INPUT DATA:
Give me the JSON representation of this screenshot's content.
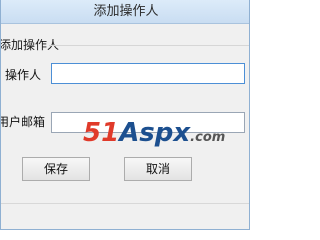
{
  "window": {
    "title": "添加操作人"
  },
  "group": {
    "title": "添加操作人"
  },
  "fields": {
    "operator_label": "操作人",
    "operator_value": "",
    "email_label": "用户邮箱",
    "email_value": ""
  },
  "buttons": {
    "save": "保存",
    "cancel": "取消"
  },
  "watermark": {
    "part1": "51",
    "part2": "Aspx",
    "part3": ".com"
  }
}
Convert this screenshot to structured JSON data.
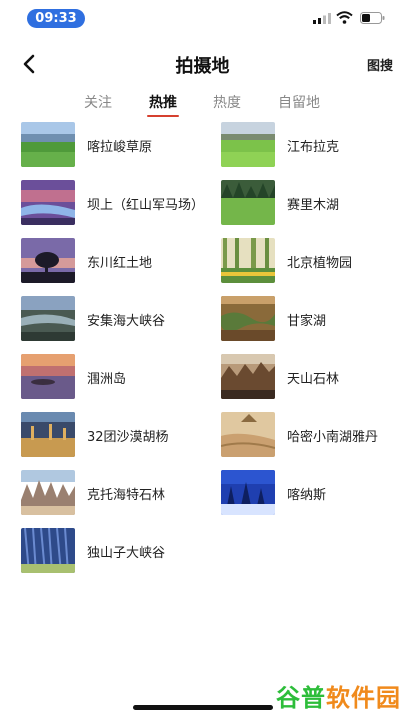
{
  "status_bar": {
    "time": "09:33",
    "icons": [
      "signal-icon",
      "wifi-icon",
      "battery-icon"
    ]
  },
  "header": {
    "title": "拍摄地",
    "right_action": "图搜",
    "back_icon": "chevron-left-icon"
  },
  "tabs": [
    {
      "label": "关注",
      "active": false
    },
    {
      "label": "热推",
      "active": true
    },
    {
      "label": "热度",
      "active": false
    },
    {
      "label": "自留地",
      "active": false
    }
  ],
  "places": [
    {
      "name": "喀拉峻草原",
      "thumb": "grassland"
    },
    {
      "name": "江布拉克",
      "thumb": "green-field"
    },
    {
      "name": "坝上（红山军马场）",
      "thumb": "purple-river"
    },
    {
      "name": "赛里木湖",
      "thumb": "lake-forest"
    },
    {
      "name": "东川红土地",
      "thumb": "tree-sunset"
    },
    {
      "name": "北京植物园",
      "thumb": "botanical-garden"
    },
    {
      "name": "安集海大峡谷",
      "thumb": "canyon"
    },
    {
      "name": "甘家湖",
      "thumb": "wetland"
    },
    {
      "name": "涠洲岛",
      "thumb": "island-sunset"
    },
    {
      "name": "天山石林",
      "thumb": "stone-forest"
    },
    {
      "name": "32团沙漠胡杨",
      "thumb": "desert-poplar"
    },
    {
      "name": "哈密小南湖雅丹",
      "thumb": "yardang"
    },
    {
      "name": "克托海特石林",
      "thumb": "rock-spires"
    },
    {
      "name": "喀纳斯",
      "thumb": "snow-forest"
    },
    {
      "name": "独山子大峡谷",
      "thumb": "blue-canyon"
    }
  ],
  "watermark": {
    "part1": "谷普",
    "part2": "软件园"
  },
  "colors": {
    "accent": "#d6402f",
    "time_pill": "#2f6fe0",
    "watermark_green": "#2dbd3a",
    "watermark_orange": "#f08a1c"
  }
}
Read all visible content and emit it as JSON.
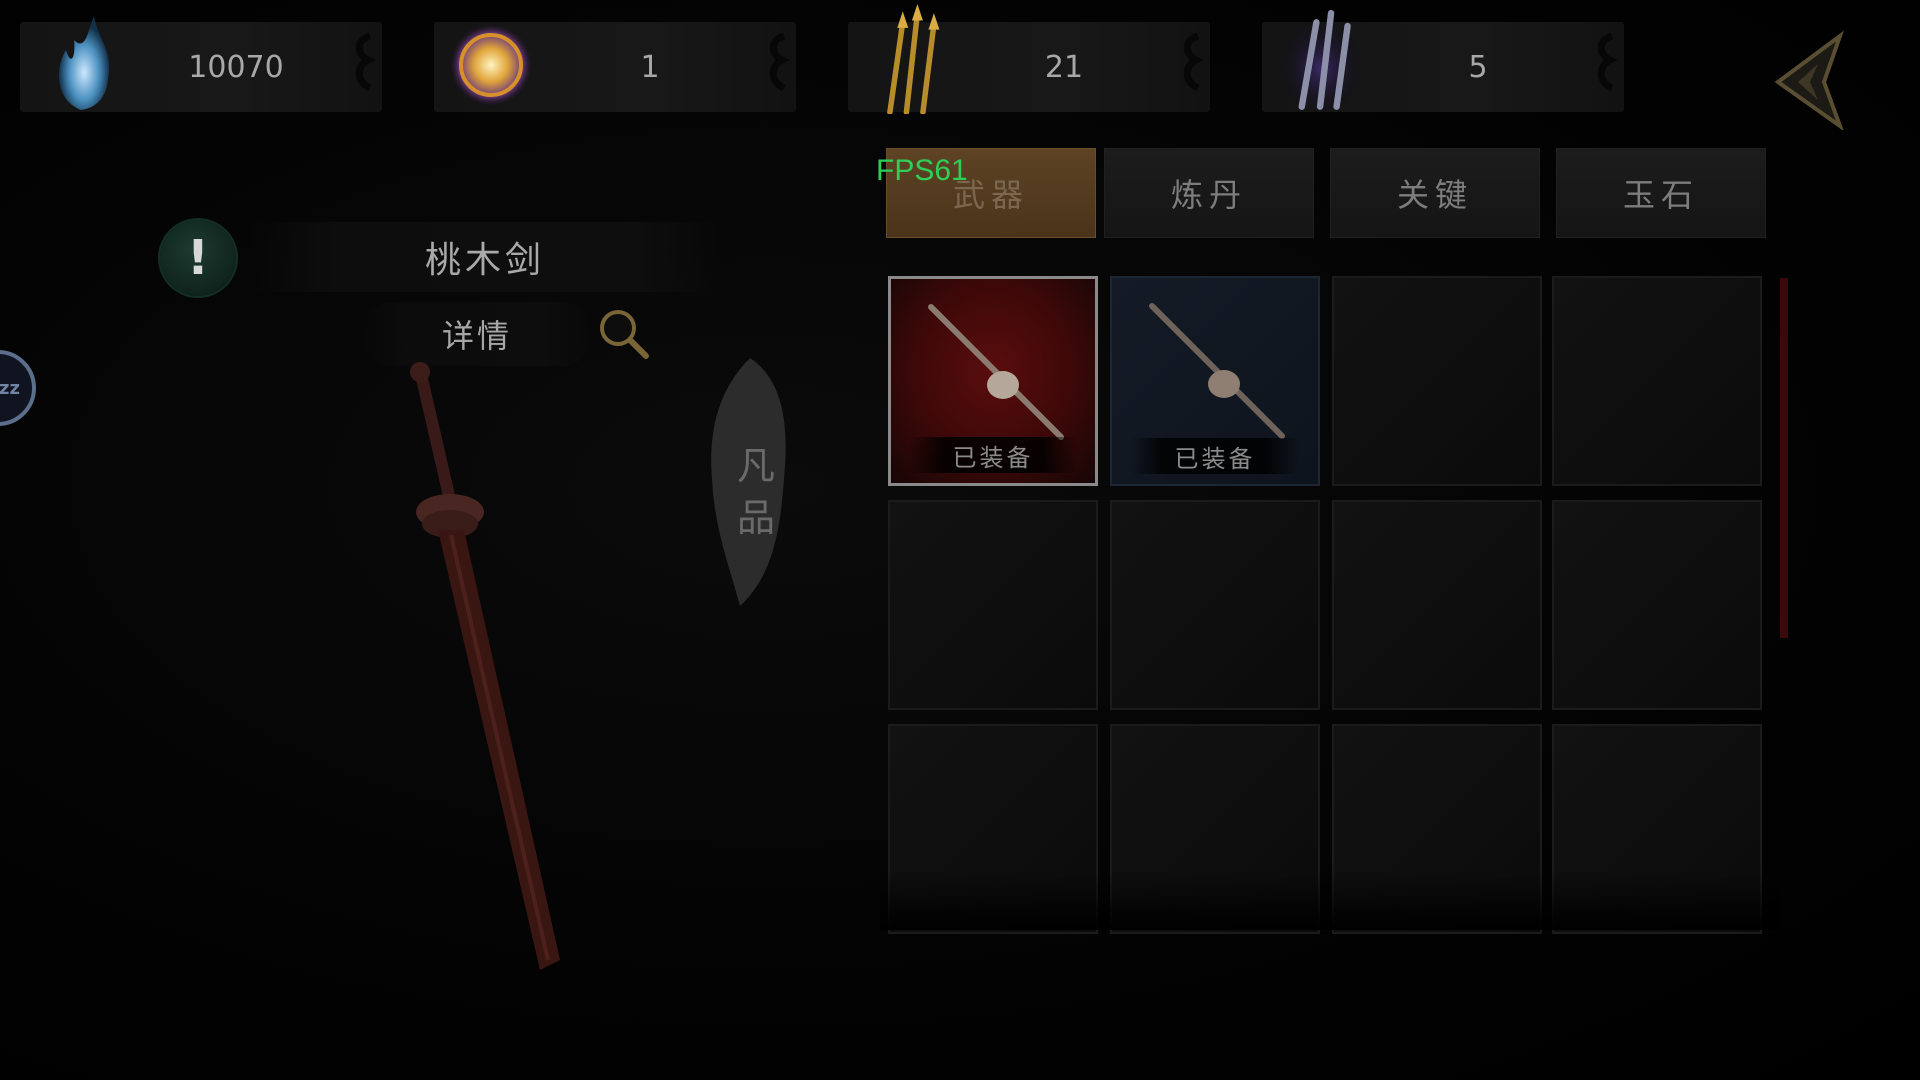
{
  "resources": [
    {
      "icon": "spirit-flame-icon",
      "value": "10070"
    },
    {
      "icon": "golden-orb-icon",
      "value": "1"
    },
    {
      "icon": "golden-arrows-icon",
      "value": "21"
    },
    {
      "icon": "iron-knives-icon",
      "value": "5"
    }
  ],
  "item": {
    "name": "桃木剑",
    "detail_label": "详情",
    "grade": "凡品"
  },
  "side_badge": "zz",
  "fps": "FPS61",
  "tabs": [
    {
      "label": "武器",
      "active": true
    },
    {
      "label": "炼丹",
      "active": false
    },
    {
      "label": "关键",
      "active": false
    },
    {
      "label": "玉石",
      "active": false
    }
  ],
  "inventory": {
    "slots": [
      {
        "label": "已装备",
        "selected": true,
        "bg": "red"
      },
      {
        "label": "已装备",
        "selected": false,
        "bg": "blue"
      },
      {
        "label": "",
        "selected": false
      },
      {
        "label": "",
        "selected": false
      },
      {
        "label": "",
        "selected": false
      },
      {
        "label": "",
        "selected": false
      },
      {
        "label": "",
        "selected": false
      },
      {
        "label": "",
        "selected": false
      },
      {
        "label": "",
        "selected": false
      },
      {
        "label": "",
        "selected": false
      },
      {
        "label": "",
        "selected": false
      },
      {
        "label": "",
        "selected": false
      }
    ]
  },
  "colors": {
    "fps": "#2ecf54",
    "active_tab": "#5e4324",
    "equipped_red": "#5a0d0d"
  }
}
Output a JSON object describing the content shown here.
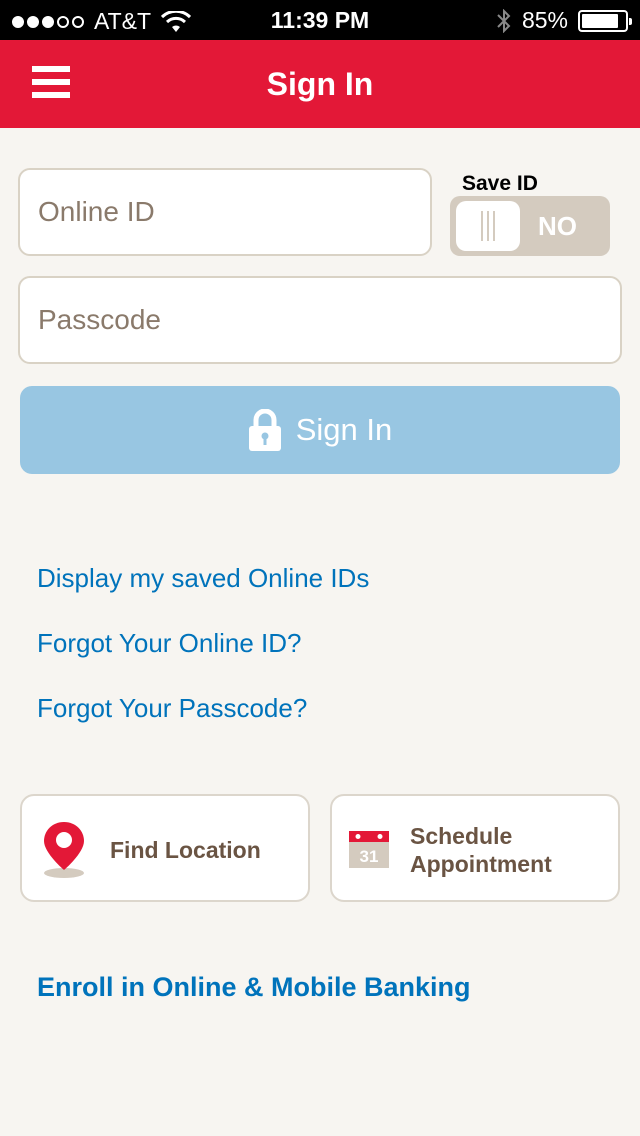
{
  "status_bar": {
    "carrier": "AT&T",
    "time": "11:39 PM",
    "battery": "85%",
    "battery_level": 0.85
  },
  "nav": {
    "title": "Sign In"
  },
  "form": {
    "online_id_placeholder": "Online ID",
    "passcode_placeholder": "Passcode",
    "save_id_label": "Save ID",
    "save_id_state": "NO",
    "signin_label": "Sign In"
  },
  "links": [
    "Display my saved Online IDs",
    "Forgot Your Online ID?",
    "Forgot Your Passcode?"
  ],
  "cards": {
    "find_location": "Find Location",
    "schedule_line1": "Schedule",
    "schedule_line2": "Appointment",
    "calendar_day": "31"
  },
  "enroll": "Enroll in Online & Mobile Banking",
  "colors": {
    "brand_red": "#e31837",
    "link_blue": "#0073bb",
    "button_blue": "#98c6e2",
    "background": "#f7f5f1"
  }
}
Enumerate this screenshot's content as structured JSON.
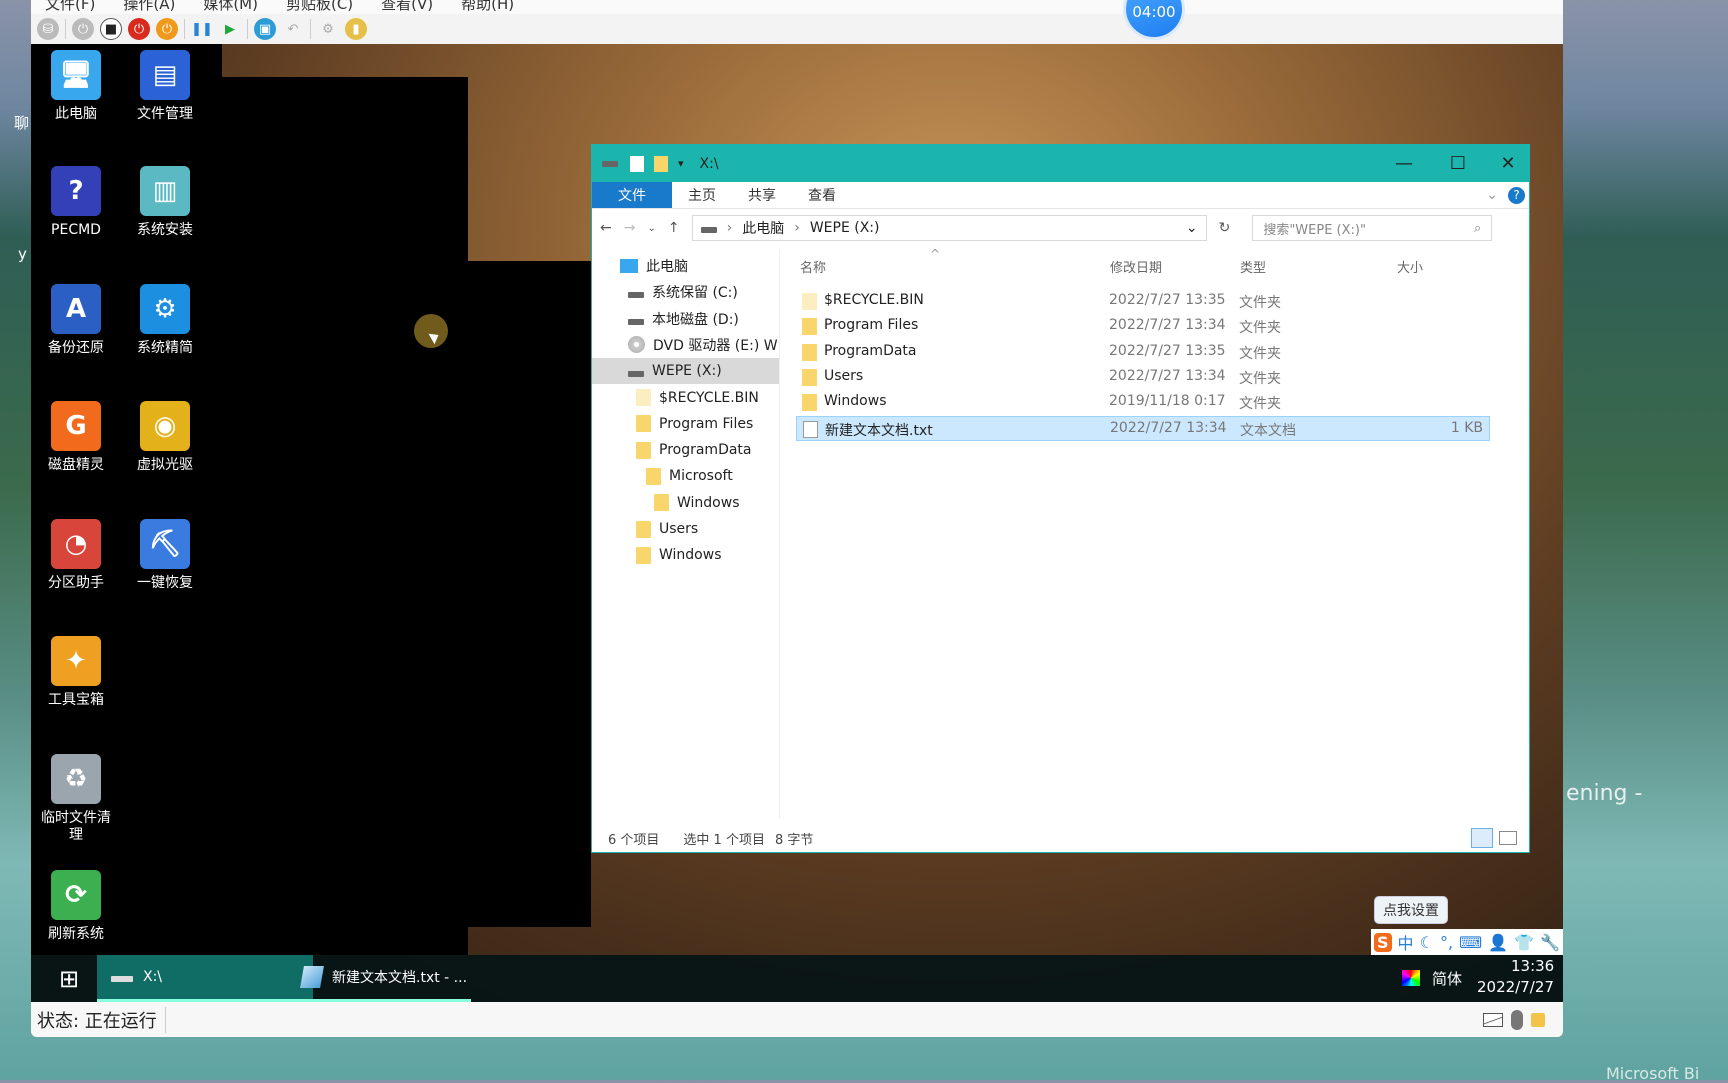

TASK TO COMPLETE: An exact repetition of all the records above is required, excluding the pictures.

RESULT:
Give me the JSON representation of this screenshot's content.
{
  "window": {
    "title": "添加操作人"
  },
  "group": {
    "title": "添加操作人"
  },
  "fields": {
    "operator_label": "操作人",
    "operator_value": "",
    "email_label": "用户邮箱",
    "email_value": ""
  },
  "buttons": {
    "save": "保存",
    "cancel": "取消"
  },
  "watermark": {
    "part1": "51",
    "part2": "Aspx",
    "part3": ".com"
  }
}
Convert this screenshot to structured JSON data.
{
  "status_bar": {
    "time": "09:33",
    "icons": [
      "signal-icon",
      "wifi-icon",
      "battery-icon"
    ]
  },
  "header": {
    "title": "拍摄地",
    "right_action": "图搜",
    "back_icon": "chevron-left-icon"
  },
  "tabs": [
    {
      "label": "关注",
      "active": false
    },
    {
      "label": "热推",
      "active": true
    },
    {
      "label": "热度",
      "active": false
    },
    {
      "label": "自留地",
      "active": false
    }
  ],
  "places": [
    {
      "name": "喀拉峻草原",
      "thumb": "grassland"
    },
    {
      "name": "江布拉克",
      "thumb": "green-field"
    },
    {
      "name": "坝上（红山军马场）",
      "thumb": "purple-river"
    },
    {
      "name": "赛里木湖",
      "thumb": "lake-forest"
    },
    {
      "name": "东川红土地",
      "thumb": "tree-sunset"
    },
    {
      "name": "北京植物园",
      "thumb": "botanical-garden"
    },
    {
      "name": "安集海大峡谷",
      "thumb": "canyon"
    },
    {
      "name": "甘家湖",
      "thumb": "wetland"
    },
    {
      "name": "涠洲岛",
      "thumb": "island-sunset"
    },
    {
      "name": "天山石林",
      "thumb": "stone-forest"
    },
    {
      "name": "32团沙漠胡杨",
      "thumb": "desert-poplar"
    },
    {
      "name": "哈密小南湖雅丹",
      "thumb": "yardang"
    },
    {
      "name": "克托海特石林",
      "thumb": "rock-spires"
    },
    {
      "name": "喀纳斯",
      "thumb": "snow-forest"
    },
    {
      "name": "独山子大峡谷",
      "thumb": "blue-canyon"
    }
  ],
  "watermark": {
    "part1": "谷普",
    "part2": "软件园"
  },
  "colors": {
    "accent": "#d6402f",
    "time_pill": "#2f6fe0",
    "watermark_green": "#2dbd3a",
    "watermark_orange": "#f08a1c"
  }
}
Read all visible content and emit it as JSON.
{
  "resources": [
    {
      "icon": "spirit-flame-icon",
      "value": "10070"
    },
    {
      "icon": "golden-orb-icon",
      "value": "1"
    },
    {
      "icon": "golden-arrows-icon",
      "value": "21"
    },
    {
      "icon": "iron-knives-icon",
      "value": "5"
    }
  ],
  "item": {
    "name": "桃木剑",
    "detail_label": "详情",
    "grade": "凡品"
  },
  "side_badge": "zz",
  "fps": "FPS61",
  "tabs": [
    {
      "label": "武器",
      "active": true
    },
    {
      "label": "炼丹",
      "active": false
    },
    {
      "label": "关键",
      "active": false
    },
    {
      "label": "玉石",
      "active": false
    }
  ],
  "inventory": {
    "slots": [
      {
        "label": "已装备",
        "selected": true,
        "bg": "red"
      },
      {
        "label": "已装备",
        "selected": false,
        "bg": "blue"
      },
      {
        "label": "",
        "selected": false
      },
      {
        "label": "",
        "selected": false
      },
      {
        "label": "",
        "selected": false
      },
      {
        "label": "",
        "selected": false
      },
      {
        "label": "",
        "selected": false
      },
      {
        "label": "",
        "selected": false
      },
      {
        "label": "",
        "selected": false
      },
      {
        "label": "",
        "selected": false
      },
      {
        "label": "",
        "selected": false
      },
      {
        "label": "",
        "selected": false
      }
    ]
  },
  "colors": {
    "fps": "#2ecf54",
    "active_tab": "#5e4324",
    "equipped_red": "#5a0d0d"
  }
}
Output a JSON object describing the content shown here.
{
  "status_bar": {
    "carrier": "AT&T",
    "time": "11:39 PM",
    "battery": "85%",
    "battery_level": 0.85
  },
  "nav": {
    "title": "Sign In"
  },
  "form": {
    "online_id_placeholder": "Online ID",
    "passcode_placeholder": "Passcode",
    "save_id_label": "Save ID",
    "save_id_state": "NO",
    "signin_label": "Sign In"
  },
  "links": [
    "Display my saved Online IDs",
    "Forgot Your Online ID?",
    "Forgot Your Passcode?"
  ],
  "cards": {
    "find_location": "Find Location",
    "schedule_line1": "Schedule",
    "schedule_line2": "Appointment",
    "calendar_day": "31"
  },
  "enroll": "Enroll in Online & Mobile Banking",
  "colors": {
    "brand_red": "#e31837",
    "link_blue": "#0073bb",
    "button_blue": "#98c6e2",
    "background": "#f7f5f1"
  }
}
Enumerate this screenshot's content as structured JSON.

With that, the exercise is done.